A thoroughly Italianate vocal line distinguishes the first selection, Hương Xưa (Aria All’antica), elaborate scena con recitativo which constitutes an idyllic hymn to pre-war Vietnam, from its three companions. The last one of this first group, Hoài-Cảm (Secrèters Langueurs), with it well-contrasted opening and middle sections, the first a Largo doloroso in C-minor, the second a swaying valse lente in the parallel major key, has always been a favorite with the Vietnamese young ladies who want to graduate from Chopin’s Waltz in A-minor into something even more congenial. On the other hand, our second selection, Nguyệt-Cầm (Selenemorphosa), has always kept its forbidding reputation. Both the poetry and the music are recondite.

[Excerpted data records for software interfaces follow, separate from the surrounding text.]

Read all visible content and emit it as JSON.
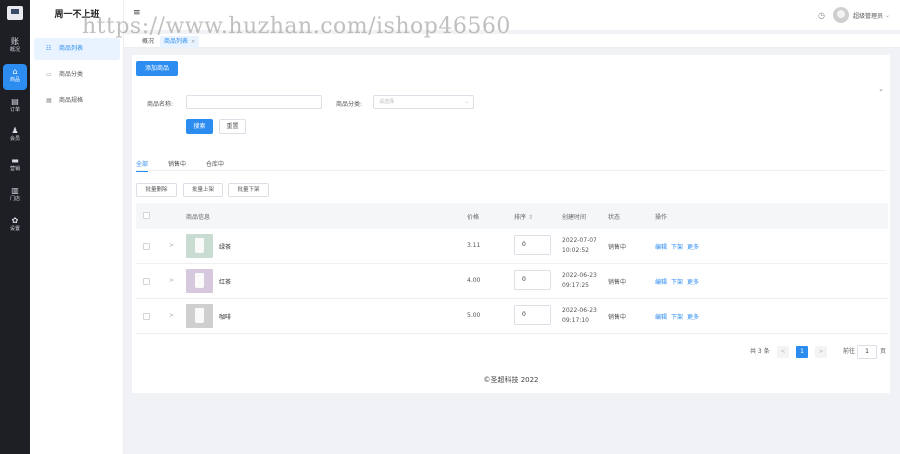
{
  "app": {
    "brand": "周一不上班"
  },
  "rail": [
    {
      "icon": "账",
      "label": "概况"
    },
    {
      "icon": "⌂",
      "label": "商品"
    },
    {
      "icon": "▤",
      "label": "订单"
    },
    {
      "icon": "♟",
      "label": "会员"
    },
    {
      "icon": "▬",
      "label": "营销"
    },
    {
      "icon": "▥",
      "label": "门店"
    },
    {
      "icon": "✿",
      "label": "设置"
    }
  ],
  "submenu": [
    {
      "label": "商品列表"
    },
    {
      "label": "商品分类"
    },
    {
      "label": "商品规格"
    }
  ],
  "header": {
    "menu_icon": "≡",
    "bell_icon": "◷",
    "user_name": "超级管理员",
    "chevron": "⌄"
  },
  "tabs": [
    {
      "label": "概况"
    },
    {
      "label": "商品列表",
      "close": "×"
    }
  ],
  "toolbar": {
    "add_label": "添加商品",
    "collapse_icon": "⌄"
  },
  "filters": {
    "name_label": "商品名称:",
    "name_value": "",
    "category_label": "商品分类:",
    "category_placeholder": "请选择",
    "category_arrow": "⌄",
    "search_label": "搜索",
    "reset_label": "重置"
  },
  "status_tabs": [
    {
      "label": "全部"
    },
    {
      "label": "销售中"
    },
    {
      "label": "仓库中"
    }
  ],
  "batch": {
    "delete": "批量删除",
    "on": "批量上架",
    "off": "批量下架"
  },
  "table": {
    "headers": [
      "商品信息",
      "价格",
      "排序",
      "创建时间",
      "状态",
      "操作"
    ],
    "sort_icon": "⇕",
    "expand_icon": ">",
    "rows": [
      {
        "name": "绿茶",
        "price": "3.11",
        "sort": "0",
        "date": "2022-07-07",
        "time": "10:02:52",
        "status": "销售中",
        "thumb_color": "#c8dcd2",
        "ops": [
          "编辑",
          "下架",
          "更多"
        ]
      },
      {
        "name": "红茶",
        "price": "4.00",
        "sort": "0",
        "date": "2022-06-23",
        "time": "09:17:25",
        "status": "销售中",
        "thumb_color": "#d6c9de",
        "ops": [
          "编辑",
          "下架",
          "更多"
        ]
      },
      {
        "name": "咖啡",
        "price": "5.00",
        "sort": "0",
        "date": "2022-06-23",
        "time": "09:17:10",
        "status": "销售中",
        "thumb_color": "#cfcfcf",
        "ops": [
          "编辑",
          "下架",
          "更多"
        ]
      }
    ]
  },
  "pagination": {
    "total": "共 3 条",
    "prev": "<",
    "current": "1",
    "next": ">",
    "goto_label": "前往",
    "goto_value": "1",
    "page_unit": "页"
  },
  "footer": {
    "copyright": "©圣超科技 2022"
  },
  "watermark": "https://www.huzhan.com/ishop46560",
  "colors": {
    "primary": "#2d8cf0",
    "rail_bg": "#1d1f24"
  }
}
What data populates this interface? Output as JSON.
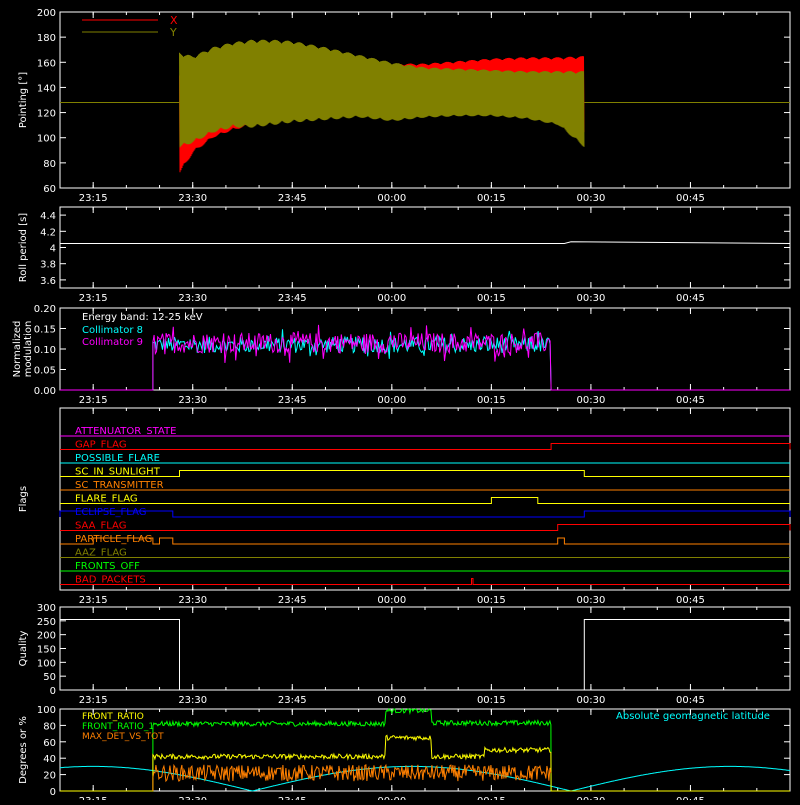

In presenting this small selection of Vietnamese music, we have chiefly opted for the most transcriptible material at hand: Westernized vocal compositions written especially for the native audience, newly recreated as concert solos for the piano, in a composite style which aimed to combine two aspects of nineteenth-century western music, i.e. post-classical performance practice with late romantic harmonic language.